- **INPUT MATERIAL**:
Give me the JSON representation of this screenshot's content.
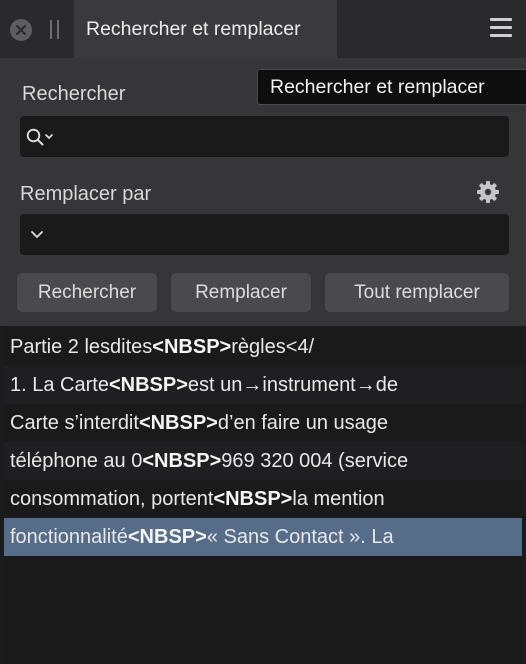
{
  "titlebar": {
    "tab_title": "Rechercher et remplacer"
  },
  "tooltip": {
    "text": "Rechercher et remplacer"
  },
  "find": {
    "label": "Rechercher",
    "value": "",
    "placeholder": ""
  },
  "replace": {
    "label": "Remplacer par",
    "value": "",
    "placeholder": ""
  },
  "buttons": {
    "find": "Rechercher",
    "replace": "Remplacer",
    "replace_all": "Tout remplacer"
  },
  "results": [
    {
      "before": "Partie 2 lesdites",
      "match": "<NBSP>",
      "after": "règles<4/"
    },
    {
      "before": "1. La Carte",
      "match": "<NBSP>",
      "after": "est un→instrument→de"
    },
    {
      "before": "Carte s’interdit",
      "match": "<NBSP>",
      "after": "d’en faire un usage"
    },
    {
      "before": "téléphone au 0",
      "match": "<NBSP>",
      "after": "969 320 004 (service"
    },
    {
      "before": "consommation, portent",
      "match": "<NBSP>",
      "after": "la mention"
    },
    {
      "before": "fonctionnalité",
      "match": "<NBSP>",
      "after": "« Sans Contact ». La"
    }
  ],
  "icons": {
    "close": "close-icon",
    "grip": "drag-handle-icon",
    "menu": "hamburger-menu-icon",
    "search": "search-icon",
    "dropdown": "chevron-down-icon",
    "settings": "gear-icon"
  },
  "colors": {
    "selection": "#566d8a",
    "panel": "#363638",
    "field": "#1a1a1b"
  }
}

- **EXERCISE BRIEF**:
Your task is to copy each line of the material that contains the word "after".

- **YOUR RESPONSE**:
      "after": "règles<4/"
      "after": "est un→instrument→de"
      "after": "d’en faire un usage"
      "after": "969 320 004 (service"
      "after": "la mention"
      "after": "« Sans Contact ». La"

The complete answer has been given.